Block FF, Row B, Grave 11

I hate funerals. That's a strong word. Grossly dislike. Maybe because it seems like I've had my fair share. Today was one of those days.

A few weeks ago we got a mailing from St. Francis, the local hospital I visited for 15 hours when I had my miscarriage. Another day I grossly disliked. I vaguely remember signing a paper indicating our preference of what to do with the baby before being wheeled into surgery. This mailing was a result of that choice.

Opening the letter, it took my breath away in surprise to read they were having a funeral service for those who had experienced a recent miscarriage and the babies would be buried together.

Shannon and I decided it would be helpful for another piece (or peace) of closure on the situation. Then I put it out of my mind. It caught me off guard today when I was explaining to the kids that after lunch, they would take a nap and mom and dad were going to talk to God about the little brother or sister they almost had.

I wasn't sure what to expect as we wound our way through the cemetery. A few friends from our small group were there waiting to support us--a pleasant and comforting surprise. A line of cars had already formed and a group of people were huddled in and around the tent. Music was playing; a woman approached me with a stack of papers and a momento for the occasion. A small casket was at the front of the tent with a bouquet of white flowers draped on top. She encouraged me to sit in one of the green velvet-covered chairs in the tent. I just couldn't bring myself to occupy one of those seats. I didn't expect it to be so much like...well, a funeral.

As the service started, he explained some formalities about how we could place flowers, teddy bears, blankets, or other items we may have brought on the gravesite for the next 3 months...until they had another service. We looked out over the grassy field that was reserved for the burial of babies for years to come. Hard to fathom. They didn't have room for grave stones so a single monument is erected in memory of all babies buried there.

The funeral was simple. But nice. And respectful. Families grieved on various levels.
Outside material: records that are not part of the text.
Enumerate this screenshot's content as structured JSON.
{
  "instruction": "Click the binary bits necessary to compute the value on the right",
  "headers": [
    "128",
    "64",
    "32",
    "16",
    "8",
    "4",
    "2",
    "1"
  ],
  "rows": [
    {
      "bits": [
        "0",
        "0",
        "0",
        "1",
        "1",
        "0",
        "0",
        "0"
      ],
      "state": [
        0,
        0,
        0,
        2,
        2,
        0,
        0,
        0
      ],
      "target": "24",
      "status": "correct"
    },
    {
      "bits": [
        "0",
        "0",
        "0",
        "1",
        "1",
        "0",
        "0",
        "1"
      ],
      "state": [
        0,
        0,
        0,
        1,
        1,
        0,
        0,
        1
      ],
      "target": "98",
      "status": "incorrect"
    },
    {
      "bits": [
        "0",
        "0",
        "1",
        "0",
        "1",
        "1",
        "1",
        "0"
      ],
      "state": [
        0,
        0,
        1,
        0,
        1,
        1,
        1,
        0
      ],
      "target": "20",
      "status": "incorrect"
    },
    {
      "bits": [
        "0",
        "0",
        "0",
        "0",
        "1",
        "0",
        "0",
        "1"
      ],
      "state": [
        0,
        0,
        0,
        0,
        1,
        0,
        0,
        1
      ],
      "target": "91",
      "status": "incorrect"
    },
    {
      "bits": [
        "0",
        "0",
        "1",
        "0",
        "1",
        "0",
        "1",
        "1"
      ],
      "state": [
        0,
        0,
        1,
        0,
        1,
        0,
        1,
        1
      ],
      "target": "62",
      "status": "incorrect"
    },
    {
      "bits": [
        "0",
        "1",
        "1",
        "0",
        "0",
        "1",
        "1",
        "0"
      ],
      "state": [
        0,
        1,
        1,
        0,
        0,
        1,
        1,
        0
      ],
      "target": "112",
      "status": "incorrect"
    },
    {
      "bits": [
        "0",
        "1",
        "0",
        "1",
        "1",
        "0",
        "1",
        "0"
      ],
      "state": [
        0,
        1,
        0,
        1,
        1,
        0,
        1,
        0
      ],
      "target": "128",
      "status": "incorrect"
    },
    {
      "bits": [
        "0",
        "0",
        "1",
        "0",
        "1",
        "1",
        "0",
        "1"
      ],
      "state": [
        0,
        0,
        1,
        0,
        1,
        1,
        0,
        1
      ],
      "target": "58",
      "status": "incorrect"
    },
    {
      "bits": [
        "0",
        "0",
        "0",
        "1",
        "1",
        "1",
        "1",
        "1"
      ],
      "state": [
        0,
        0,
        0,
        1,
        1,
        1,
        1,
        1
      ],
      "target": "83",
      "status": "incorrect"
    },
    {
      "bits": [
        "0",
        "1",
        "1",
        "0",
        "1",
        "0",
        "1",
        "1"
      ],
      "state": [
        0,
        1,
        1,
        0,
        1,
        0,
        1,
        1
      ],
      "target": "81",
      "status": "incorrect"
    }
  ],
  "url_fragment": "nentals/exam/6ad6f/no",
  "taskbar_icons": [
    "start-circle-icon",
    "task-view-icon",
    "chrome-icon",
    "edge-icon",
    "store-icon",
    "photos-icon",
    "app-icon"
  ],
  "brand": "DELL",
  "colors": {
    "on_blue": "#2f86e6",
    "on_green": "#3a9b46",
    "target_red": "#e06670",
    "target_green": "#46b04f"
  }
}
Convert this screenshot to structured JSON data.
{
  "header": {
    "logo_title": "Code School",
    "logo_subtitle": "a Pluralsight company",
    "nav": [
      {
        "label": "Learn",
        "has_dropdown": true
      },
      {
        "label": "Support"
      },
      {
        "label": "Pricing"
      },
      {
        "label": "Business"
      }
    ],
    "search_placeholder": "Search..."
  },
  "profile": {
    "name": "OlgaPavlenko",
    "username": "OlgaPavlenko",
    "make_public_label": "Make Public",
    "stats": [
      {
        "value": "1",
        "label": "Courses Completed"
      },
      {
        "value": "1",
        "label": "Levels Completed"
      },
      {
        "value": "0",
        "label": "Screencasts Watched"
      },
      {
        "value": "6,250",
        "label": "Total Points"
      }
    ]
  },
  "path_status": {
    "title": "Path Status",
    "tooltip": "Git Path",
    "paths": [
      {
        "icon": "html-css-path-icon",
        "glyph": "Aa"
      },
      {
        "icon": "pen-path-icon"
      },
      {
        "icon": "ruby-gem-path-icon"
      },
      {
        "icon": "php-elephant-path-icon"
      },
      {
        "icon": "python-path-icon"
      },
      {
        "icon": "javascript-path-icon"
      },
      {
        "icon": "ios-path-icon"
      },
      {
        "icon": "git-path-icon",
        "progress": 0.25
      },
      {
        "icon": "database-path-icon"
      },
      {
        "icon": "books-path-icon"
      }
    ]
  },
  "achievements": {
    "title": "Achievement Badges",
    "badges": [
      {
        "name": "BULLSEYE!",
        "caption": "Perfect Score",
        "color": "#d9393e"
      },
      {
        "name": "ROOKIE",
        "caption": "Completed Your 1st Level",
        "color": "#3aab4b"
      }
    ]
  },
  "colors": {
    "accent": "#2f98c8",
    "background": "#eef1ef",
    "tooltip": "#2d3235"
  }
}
At the end, we had the opportunity to write a note to our baby on the casket in permanent marker. It took a few minutes before the first person had the courage to step out and initiate. Some families had older children who also wrote notes to the sibling they lost.

Buried in the ground in Block FF, Row B, Grave 11 at St. Mary's Cemetery is a small white casket with a wooden cross on top containing our words..."Our miracle--forever in our hearts"..."See you in heaven Baby Mo --Dad"


Heather said...

It sounds like a lot of thought went into that service. Thinking of you. . . .

Jenny said...

What a lovely thing...